While I want the world to centre around me, God speaks his truth to me and makes it clear that the world centres around Him and His Son, not me.

CERC’s social media too constantly speaks the truth in love that we need every day to remind ourselves of the reality of the Gospel.

If you don’t speak the truth in love, you need to do a heart checkup

For those of us who are not that great at speaking the truth in love, tend to speak the truth without love or tend to try to love without speaking the truth, etc., let me give you some words of encouragement. First, check your heart. You’ve got to ask yourself why this is the case for you. Most of the time, the way we treat others is a reflection of how we treat ourselves. If you struggle to do so, it might be because you don’t do it to yourself too. This is one of the key lessons I learnt from Pastor Daniel.

I’ll always be thankful to friends who have spoken the truth in love to me. I still remember fondly John Miller, another old TGG friend of mine who brought me out to a café at night in spite of his busy schedule to talk about my sins and struggles. He knew how deceitful I am because he rightly understood total depravity and so, he often challenged the words I said and patiently helped me see what was really in my heart, hoping that I would be humbled before God and rightly repent from it — even though we probably have had the same conversation more than 3 times!

So of course, be truthful to your fellow Christians and leaders with what exactly you are struggling with.

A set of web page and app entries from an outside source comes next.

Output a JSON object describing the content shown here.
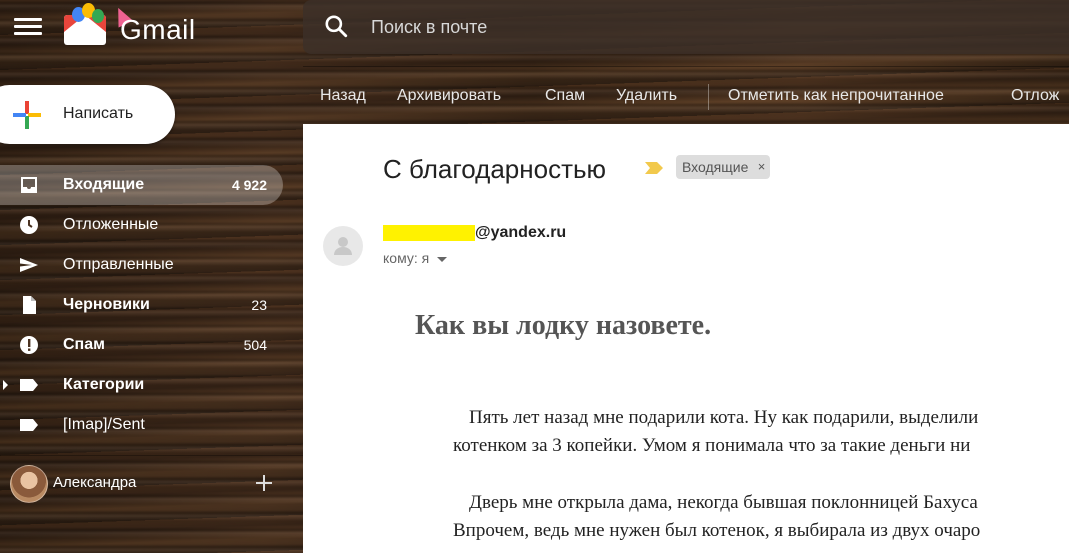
{
  "header": {
    "app_name": "Gmail",
    "search_placeholder": "Поиск в почте"
  },
  "compose": {
    "label": "Написать"
  },
  "sidebar": {
    "items": [
      {
        "label": "Входящие",
        "count": "4 922",
        "icon": "inbox-icon"
      },
      {
        "label": "Отложенные",
        "count": "",
        "icon": "clock-icon"
      },
      {
        "label": "Отправленные",
        "count": "",
        "icon": "send-icon"
      },
      {
        "label": "Черновики",
        "count": "23",
        "icon": "draft-icon"
      },
      {
        "label": "Спам",
        "count": "504",
        "icon": "spam-icon"
      },
      {
        "label": "Категории",
        "count": "",
        "icon": "label-icon"
      },
      {
        "label": "[Imap]/Sent",
        "count": "",
        "icon": "label-icon"
      }
    ],
    "user": {
      "name": "Александра"
    }
  },
  "toolbar": {
    "back": "Назад",
    "archive": "Архивировать",
    "spam": "Спам",
    "delete": "Удалить",
    "mark_unread": "Отметить как непрочитанное",
    "snooze": "Отлож"
  },
  "message": {
    "subject": "С благодарностью",
    "label_chip": "Входящие",
    "chip_close": "×",
    "sender_domain": "@yandex.ru",
    "to_line": "кому: я",
    "title": "Как вы лодку назовете.",
    "paragraphs": [
      "Пять лет назад мне подарили кота. Ну как подарили, выделили",
      "котенком за 3 копейки. Умом я понимала что за такие деньги ни",
      "Дверь мне открыла дама, некогда бывшая поклонницей Бахуса",
      "Впрочем, ведь мне нужен был котенок, я выбирала из двух очаро"
    ]
  },
  "colors": {
    "accent_yellow_highlight": "#fff200",
    "importance_marker": "#f2c94c",
    "chip_bg": "#dddddd"
  }
}
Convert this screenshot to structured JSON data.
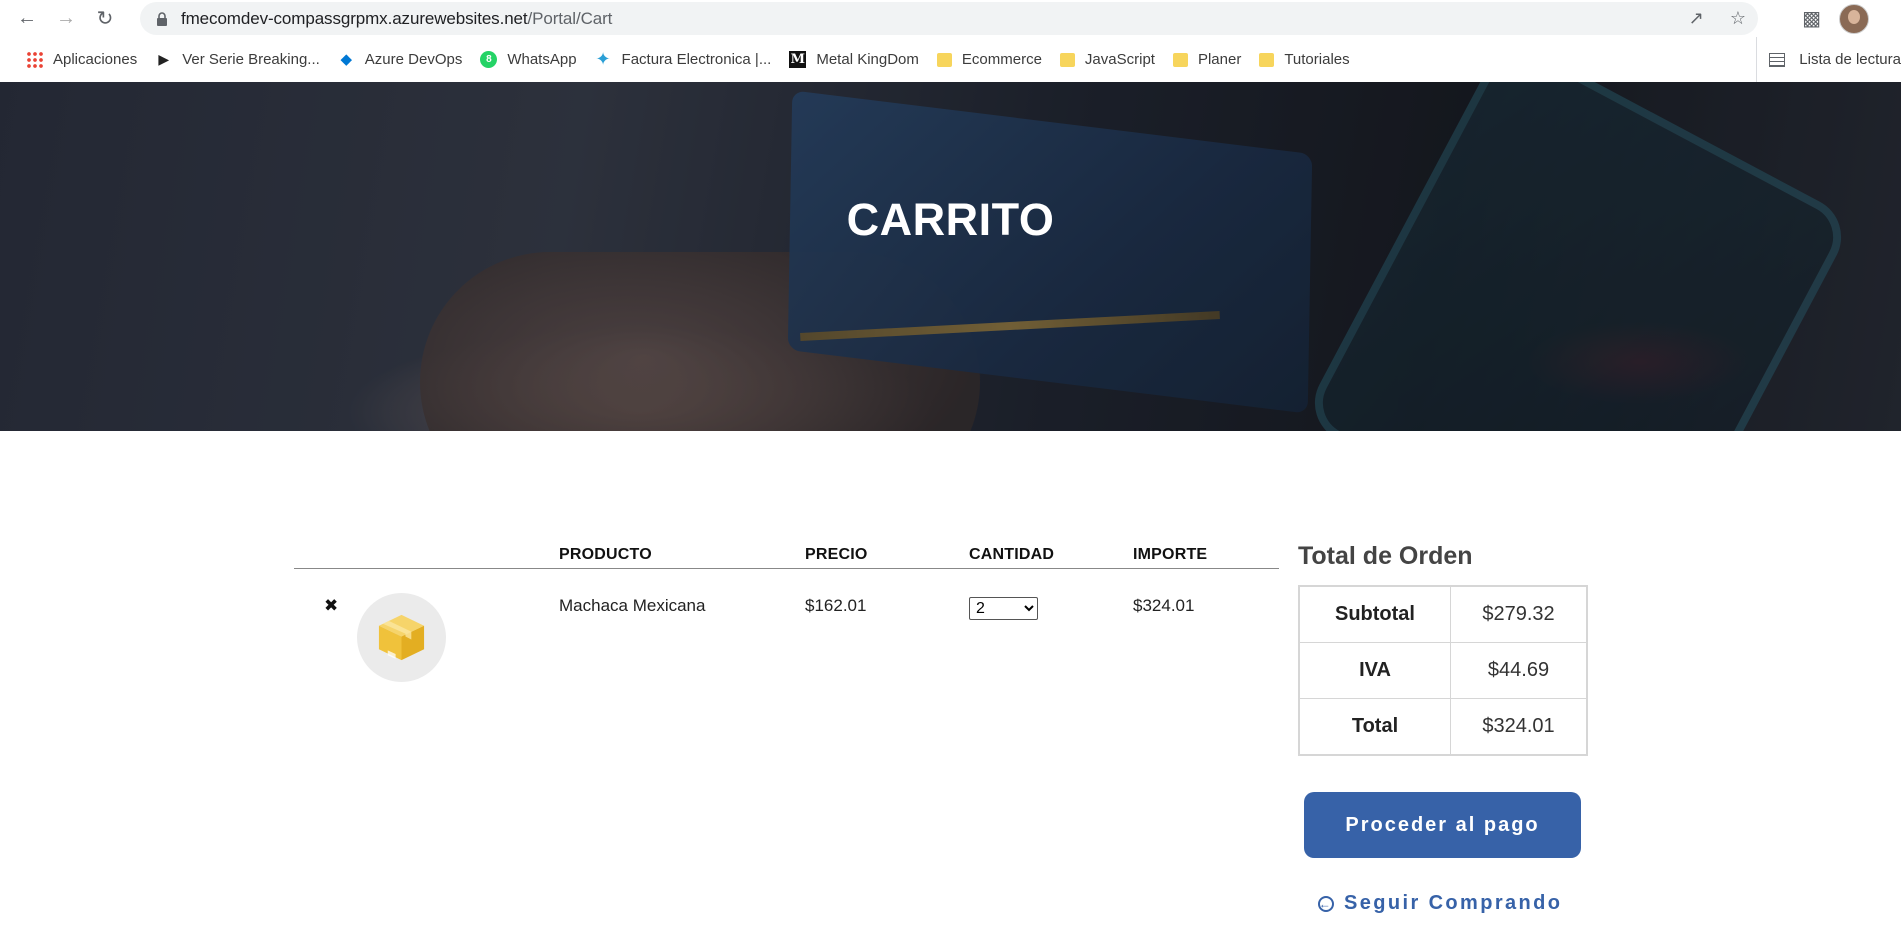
{
  "browser": {
    "url_host": "fmecomdev-compassgrpmx.azurewebsites.net",
    "url_path": "/Portal/Cart",
    "bookmarks": [
      {
        "label": "Aplicaciones",
        "icon": "apps-grid-icon"
      },
      {
        "label": "Ver Serie Breaking...",
        "icon": "play-icon"
      },
      {
        "label": "Azure DevOps",
        "icon": "azure-devops-icon"
      },
      {
        "label": "WhatsApp",
        "icon": "whatsapp-icon"
      },
      {
        "label": "Factura Electronica |...",
        "icon": "factura-icon"
      },
      {
        "label": "Metal KingDom",
        "icon": "metal-m-icon"
      },
      {
        "label": "Ecommerce",
        "icon": "folder-icon"
      },
      {
        "label": "JavaScript",
        "icon": "folder-icon"
      },
      {
        "label": "Planer",
        "icon": "folder-icon"
      },
      {
        "label": "Tutoriales",
        "icon": "folder-icon"
      }
    ],
    "reading_list": "Lista de lectura"
  },
  "hero": {
    "title": "CARRITO"
  },
  "cart": {
    "headers": {
      "product": "PRODUCTO",
      "price": "PRECIO",
      "quantity": "CANTIDAD",
      "amount": "IMPORTE"
    },
    "items": [
      {
        "remove": "✖",
        "name": "Machaca Mexicana",
        "price": "$162.01",
        "quantity": "2",
        "amount": "$324.01"
      }
    ]
  },
  "order": {
    "title": "Total de Orden",
    "rows": [
      {
        "label": "Subtotal",
        "value": "$279.32"
      },
      {
        "label": "IVA",
        "value": "$44.69"
      },
      {
        "label": "Total",
        "value": "$324.01"
      }
    ],
    "pay_label": "Proceder al pago",
    "continue_label": "Seguir Comprando"
  },
  "colors": {
    "accent": "#3762a8",
    "box": "#f2c94c"
  }
}
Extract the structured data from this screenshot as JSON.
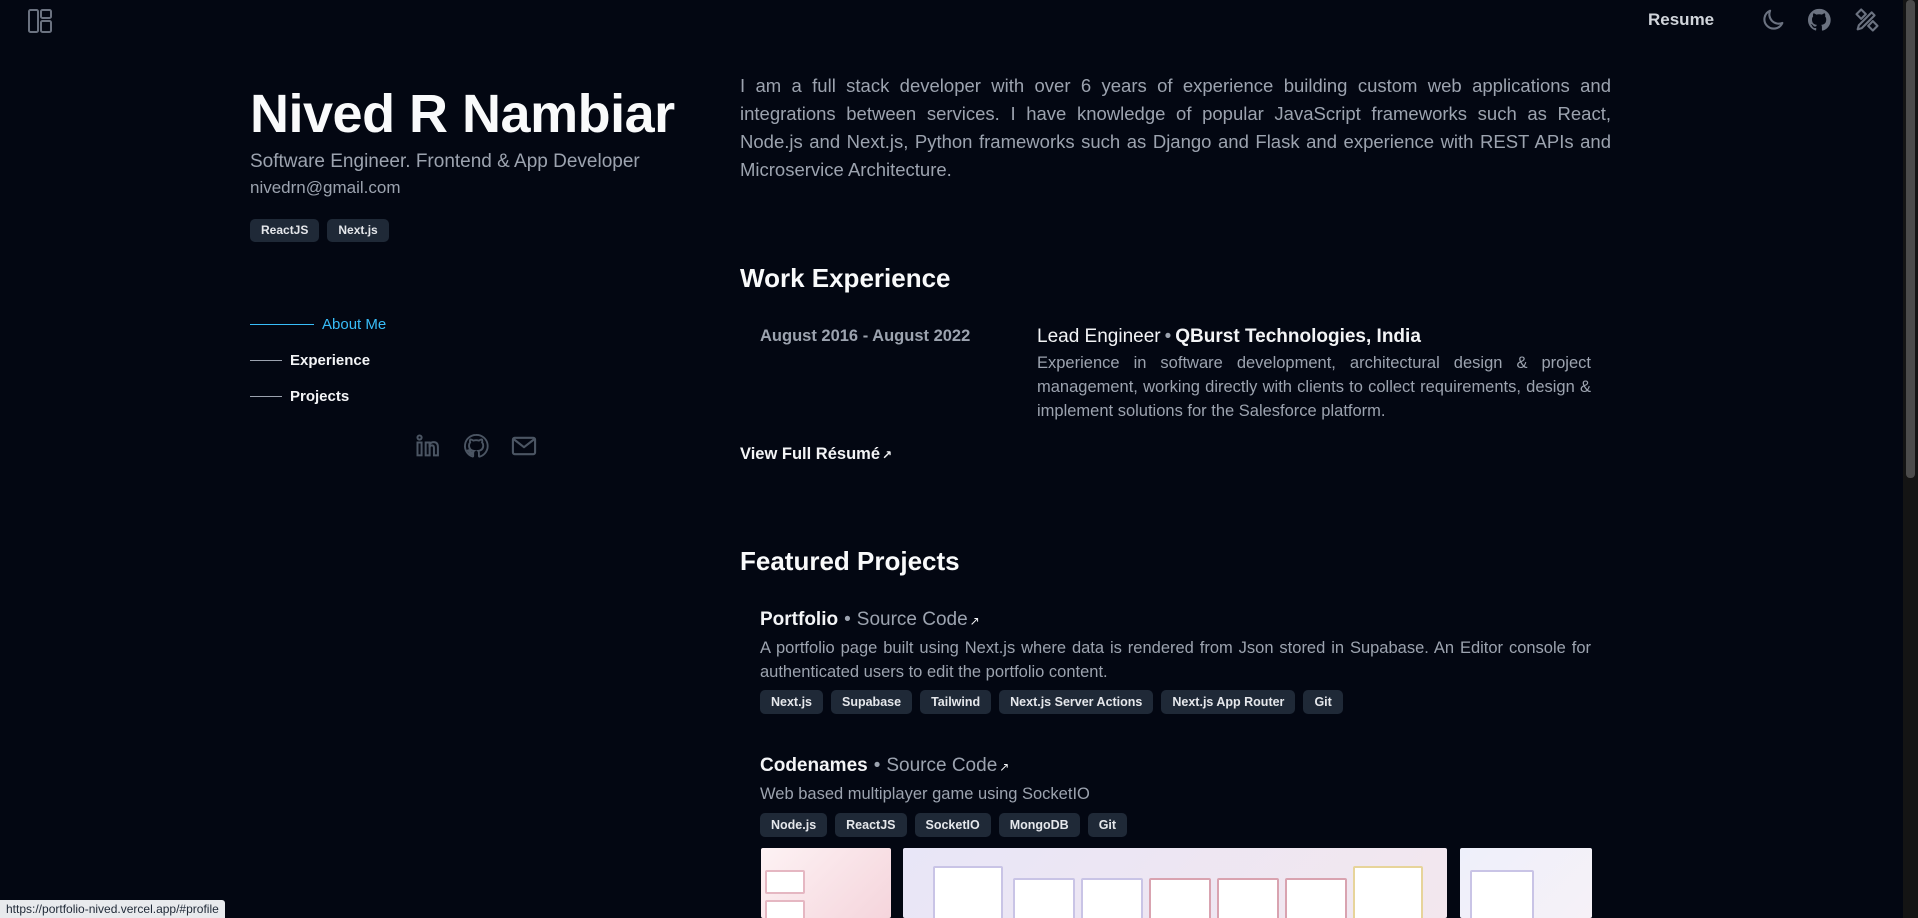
{
  "topbar": {
    "resume_label": "Resume",
    "icons": [
      "layout-icon",
      "moon-icon",
      "github-icon",
      "editor-icon"
    ]
  },
  "profile": {
    "name": "Nived R Nambiar",
    "subtitle": "Software Engineer. Frontend & App Developer",
    "email": "nivedrn@gmail.com",
    "tags": [
      "ReactJS",
      "Next.js"
    ]
  },
  "nav": {
    "items": [
      {
        "label": "About Me",
        "active": true
      },
      {
        "label": "Experience",
        "active": false
      },
      {
        "label": "Projects",
        "active": false
      }
    ]
  },
  "socials": [
    "linkedin-icon",
    "github-icon",
    "mail-icon"
  ],
  "about": {
    "text": "I am a full stack developer with over 6 years of experience building custom web applications and integrations between services. I have knowledge of popular JavaScript frameworks such as React, Node.js and Next.js, Python frameworks such as Django and Flask and experience with REST APIs and Microservice Architecture."
  },
  "experience": {
    "title": "Work Experience",
    "items": [
      {
        "date": "August 2016 - August 2022",
        "role": "Lead Engineer",
        "separator": "•",
        "company": "QBurst Technologies, India",
        "description": "Experience in software development, architectural design & project management, working directly with clients to collect requirements, design & implement solutions for the Salesforce platform."
      }
    ],
    "resume_link": "View Full Résumé",
    "arrow": "↗"
  },
  "projects": {
    "title": "Featured Projects",
    "items": [
      {
        "name": "Portfolio",
        "separator": "•",
        "source_label": "Source Code",
        "arrow": "↗",
        "description": "A portfolio page built using Next.js where data is rendered from Json stored in Supabase. An Editor console for authenticated users to edit the portfolio content.",
        "tags": [
          "Next.js",
          "Supabase",
          "Tailwind",
          "Next.js Server Actions",
          "Next.js App Router",
          "Git"
        ]
      },
      {
        "name": "Codenames",
        "separator": "•",
        "source_label": "Source Code",
        "arrow": "↗",
        "description": "Web based multiplayer game using SocketIO",
        "tags": [
          "Node.js",
          "ReactJS",
          "SocketIO",
          "MongoDB",
          "Git"
        ]
      }
    ]
  },
  "status_bar": {
    "url": "https://portfolio-nived.vercel.app/#profile"
  },
  "colors": {
    "background": "#030712",
    "accent": "#38bdf8",
    "chip_bg": "#1f2937",
    "muted_text": "#9ca3af"
  }
}
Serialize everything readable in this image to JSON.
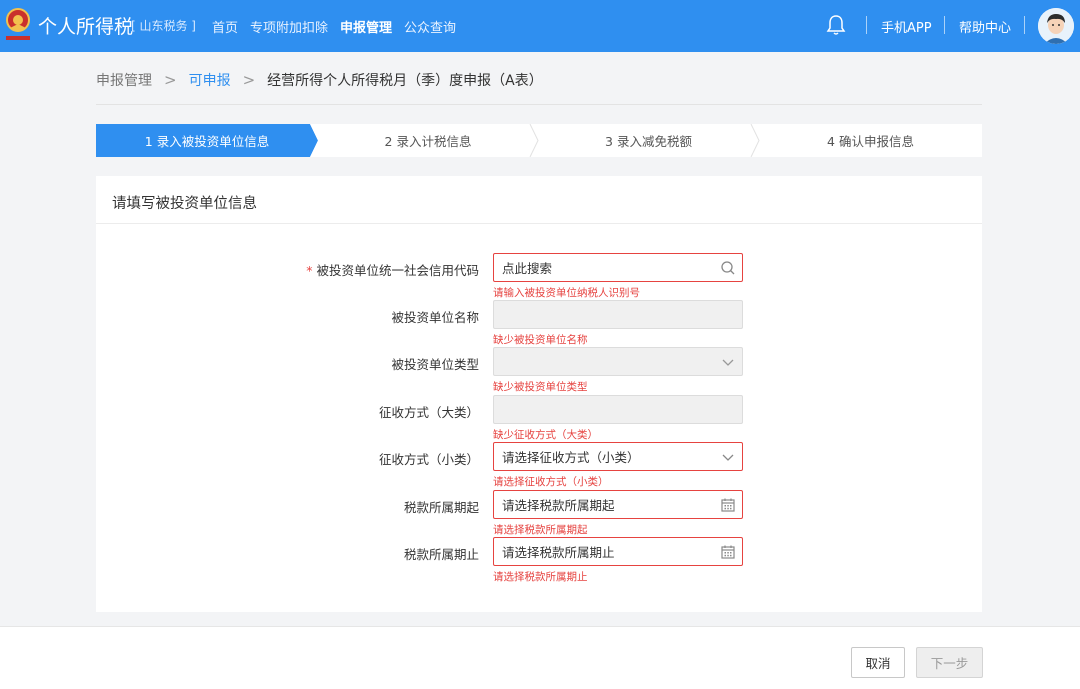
{
  "header": {
    "title": "个人所得税",
    "region": "[ 山东税务 ]",
    "nav": [
      "首页",
      "专项附加扣除",
      "申报管理",
      "公众查询"
    ],
    "nav_active_index": 2,
    "mobile_app": "手机APP",
    "help_center": "帮助中心",
    "brand_color": "#2f8ff0"
  },
  "breadcrumb": {
    "level1": "申报管理",
    "level2": "可申报",
    "level3": "经营所得个人所得税月（季）度申报（A表）",
    "separator": ">"
  },
  "steps": [
    {
      "label": "1 录入被投资单位信息",
      "active": true
    },
    {
      "label": "2 录入计税信息",
      "active": false
    },
    {
      "label": "3 录入减免税额",
      "active": false
    },
    {
      "label": "4 确认申报信息",
      "active": false
    }
  ],
  "form": {
    "section_title": "请填写被投资单位信息",
    "fields": [
      {
        "label": "被投资单位统一社会信用代码",
        "required": true,
        "value": "点此搜索",
        "icon": "search-icon",
        "error": "请输入被投资单位纳税人识别号",
        "disabled": false
      },
      {
        "label": "被投资单位名称",
        "required": false,
        "value": "",
        "icon": "",
        "error": "缺少被投资单位名称",
        "disabled": true
      },
      {
        "label": "被投资单位类型",
        "required": false,
        "value": "",
        "icon": "chevron-down-icon",
        "error": "缺少被投资单位类型",
        "disabled": true
      },
      {
        "label": "征收方式（大类）",
        "required": false,
        "value": "",
        "icon": "",
        "error": "缺少征收方式（大类）",
        "disabled": true
      },
      {
        "label": "征收方式（小类）",
        "required": false,
        "value": "请选择征收方式（小类）",
        "icon": "chevron-down-icon",
        "error": "请选择征收方式（小类）",
        "disabled": false
      },
      {
        "label": "税款所属期起",
        "required": false,
        "value": "请选择税款所属期起",
        "icon": "calendar-icon",
        "error": "请选择税款所属期起",
        "disabled": false
      },
      {
        "label": "税款所属期止",
        "required": false,
        "value": "请选择税款所属期止",
        "icon": "calendar-icon",
        "error": "请选择税款所属期止",
        "disabled": false
      }
    ]
  },
  "footer": {
    "cancel": "取消",
    "next": "下一步"
  }
}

And may the truths from Scripture encourage you and remind you to be faithful to God in speaking the truth in love to one another and not compromise. I pray that you will be God-centred and constantly remind yourself that these people do not belong to you but to Christ and you too are under Jesus’ lordship.

In light of all this, our hope and perseverance lies in God and His steadfast love. As we remember how God has been faithful in the past as seen in the Reformation, it gives us hope and perseverance in the present to be faithful to Him. God is for His truths and His Gospel, which is why we can continue hoping and persevering today and forevermore.
This article is part of a 2 part series on speaking the truth in love. May Ling also shared her testimonial as someone who struggles to speak the truth in love.

“The truth of the gospel is true love, and speaking the truth in love is really about speaking God’s truths to each other so that we mature as the people of God…”